Exercise aim
Read through the records. Copy each line that has the word "Holies".

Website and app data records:
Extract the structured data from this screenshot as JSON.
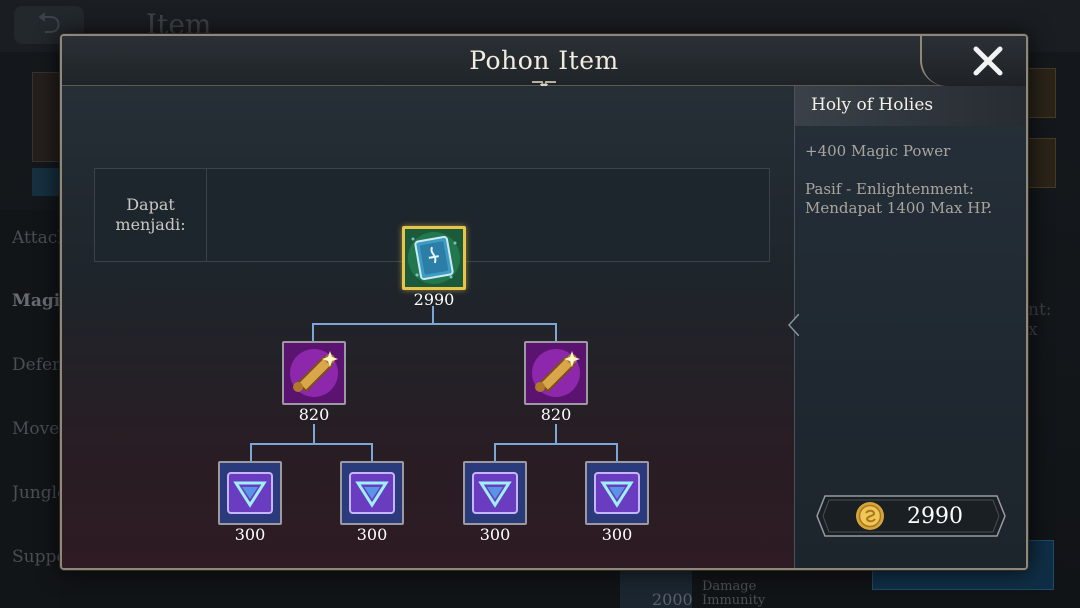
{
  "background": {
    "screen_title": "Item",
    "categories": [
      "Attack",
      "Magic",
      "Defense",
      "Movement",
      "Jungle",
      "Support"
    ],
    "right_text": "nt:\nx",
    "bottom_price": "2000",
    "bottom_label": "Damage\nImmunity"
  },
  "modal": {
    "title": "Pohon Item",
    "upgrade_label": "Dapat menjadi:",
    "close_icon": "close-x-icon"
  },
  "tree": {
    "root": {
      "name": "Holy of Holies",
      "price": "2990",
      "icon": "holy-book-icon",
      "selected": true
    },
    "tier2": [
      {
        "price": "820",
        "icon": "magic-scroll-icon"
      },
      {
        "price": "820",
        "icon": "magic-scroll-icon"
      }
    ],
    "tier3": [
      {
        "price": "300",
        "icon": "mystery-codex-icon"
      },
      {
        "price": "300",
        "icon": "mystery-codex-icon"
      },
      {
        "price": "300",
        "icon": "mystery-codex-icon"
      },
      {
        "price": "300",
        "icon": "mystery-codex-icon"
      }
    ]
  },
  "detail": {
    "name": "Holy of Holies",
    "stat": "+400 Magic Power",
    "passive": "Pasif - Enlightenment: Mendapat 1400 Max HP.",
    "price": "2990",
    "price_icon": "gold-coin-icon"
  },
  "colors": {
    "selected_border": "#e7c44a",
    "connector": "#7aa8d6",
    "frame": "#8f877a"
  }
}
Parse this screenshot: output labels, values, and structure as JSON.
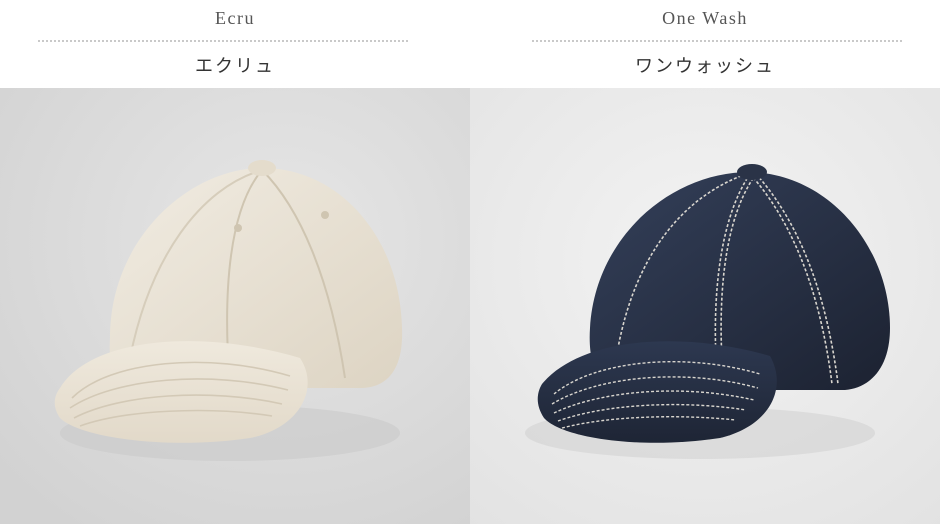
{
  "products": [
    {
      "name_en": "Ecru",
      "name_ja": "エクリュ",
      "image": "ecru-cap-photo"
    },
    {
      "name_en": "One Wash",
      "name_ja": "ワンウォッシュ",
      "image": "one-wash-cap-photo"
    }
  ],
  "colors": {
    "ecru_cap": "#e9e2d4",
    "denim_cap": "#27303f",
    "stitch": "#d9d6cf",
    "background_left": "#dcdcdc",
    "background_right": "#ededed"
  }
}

Answer to this task
      "name": "Holy of Holies",
    "name": "Holy of Holies",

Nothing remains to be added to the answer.